We wrote before that to write a valid will in New York, you will need two witnesses. But while you pretty much have freedom to choose who you want to witness a will, you should be aware that should you choose the wrong witnesses, you may be adding a roadblock to the administration of your estate
So who should you choose as witnesses?
The first general rule is that you should choose someone uninterested in the will. What this means is choose a witness who does not stand to benefit from your will -- like a paralegal or assistant in a law office.
The reason you should choose an uninterested witness is that should your will be challenged, the veracity of your witnesses may also be questioned given their interest in your will.
For example, suppose a witness to your will is your cousin. And suppose that you and your cousin have a very good relationship and you leave him half of your assets to the detriment of your children. If your will is challenged, the testimony of your witness cousin may also be challenged. Should this happen, the inheritance to your cousin may be set aside.
To spare these will contests, it's just easier to choose someone who doesn't stand to benefit from your will as a witness.
Besides choosing an uninterested witness, you should also choose a witness who is available. So in case your will is challenged, your witnesses can be called to court to testify that they in fact watched you sign your will. So, if you live in New York, you probably don't want your witnesses in Hawaii.

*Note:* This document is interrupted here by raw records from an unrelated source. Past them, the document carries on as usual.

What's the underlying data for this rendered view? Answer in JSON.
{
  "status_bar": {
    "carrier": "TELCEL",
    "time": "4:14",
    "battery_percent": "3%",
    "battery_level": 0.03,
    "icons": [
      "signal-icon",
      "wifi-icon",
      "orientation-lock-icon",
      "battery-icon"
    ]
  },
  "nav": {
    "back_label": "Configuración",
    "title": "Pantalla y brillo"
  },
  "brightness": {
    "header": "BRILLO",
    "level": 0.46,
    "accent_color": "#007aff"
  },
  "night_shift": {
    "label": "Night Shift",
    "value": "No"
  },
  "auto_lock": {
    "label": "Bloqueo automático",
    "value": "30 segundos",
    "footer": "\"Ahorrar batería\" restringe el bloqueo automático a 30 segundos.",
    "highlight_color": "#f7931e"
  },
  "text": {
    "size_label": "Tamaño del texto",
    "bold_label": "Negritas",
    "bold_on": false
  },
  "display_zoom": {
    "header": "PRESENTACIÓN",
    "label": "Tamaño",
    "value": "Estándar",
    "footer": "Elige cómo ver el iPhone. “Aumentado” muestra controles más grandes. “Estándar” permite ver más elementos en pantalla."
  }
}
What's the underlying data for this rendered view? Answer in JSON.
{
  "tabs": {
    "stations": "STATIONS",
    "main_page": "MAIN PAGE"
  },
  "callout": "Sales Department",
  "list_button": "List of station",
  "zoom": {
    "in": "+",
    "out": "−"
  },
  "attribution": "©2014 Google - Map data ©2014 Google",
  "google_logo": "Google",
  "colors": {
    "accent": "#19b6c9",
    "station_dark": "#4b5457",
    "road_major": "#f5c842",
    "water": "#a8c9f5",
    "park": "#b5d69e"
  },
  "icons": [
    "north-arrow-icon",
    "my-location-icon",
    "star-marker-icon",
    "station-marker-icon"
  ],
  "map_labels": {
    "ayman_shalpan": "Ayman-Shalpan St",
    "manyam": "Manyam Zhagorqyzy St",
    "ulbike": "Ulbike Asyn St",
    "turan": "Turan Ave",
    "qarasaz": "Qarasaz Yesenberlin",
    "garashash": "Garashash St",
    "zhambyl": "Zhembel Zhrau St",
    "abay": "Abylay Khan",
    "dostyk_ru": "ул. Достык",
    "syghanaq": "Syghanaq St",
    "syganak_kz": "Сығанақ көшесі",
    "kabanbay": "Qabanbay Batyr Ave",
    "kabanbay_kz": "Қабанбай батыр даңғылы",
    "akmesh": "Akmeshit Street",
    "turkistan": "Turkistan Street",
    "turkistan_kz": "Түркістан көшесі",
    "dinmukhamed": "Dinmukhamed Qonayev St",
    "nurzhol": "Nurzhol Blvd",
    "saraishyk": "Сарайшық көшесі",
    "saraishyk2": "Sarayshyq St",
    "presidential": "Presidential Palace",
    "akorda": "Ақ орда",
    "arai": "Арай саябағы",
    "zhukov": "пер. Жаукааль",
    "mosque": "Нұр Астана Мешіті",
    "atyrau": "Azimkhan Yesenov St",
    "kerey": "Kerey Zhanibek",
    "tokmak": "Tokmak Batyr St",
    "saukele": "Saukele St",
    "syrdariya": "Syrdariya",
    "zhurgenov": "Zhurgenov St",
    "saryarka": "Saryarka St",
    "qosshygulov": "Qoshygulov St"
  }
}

Choosing who to witness a will is important. Luckily, finding disinterested people in a city of over eight million like New York shouldn’t be too difficult.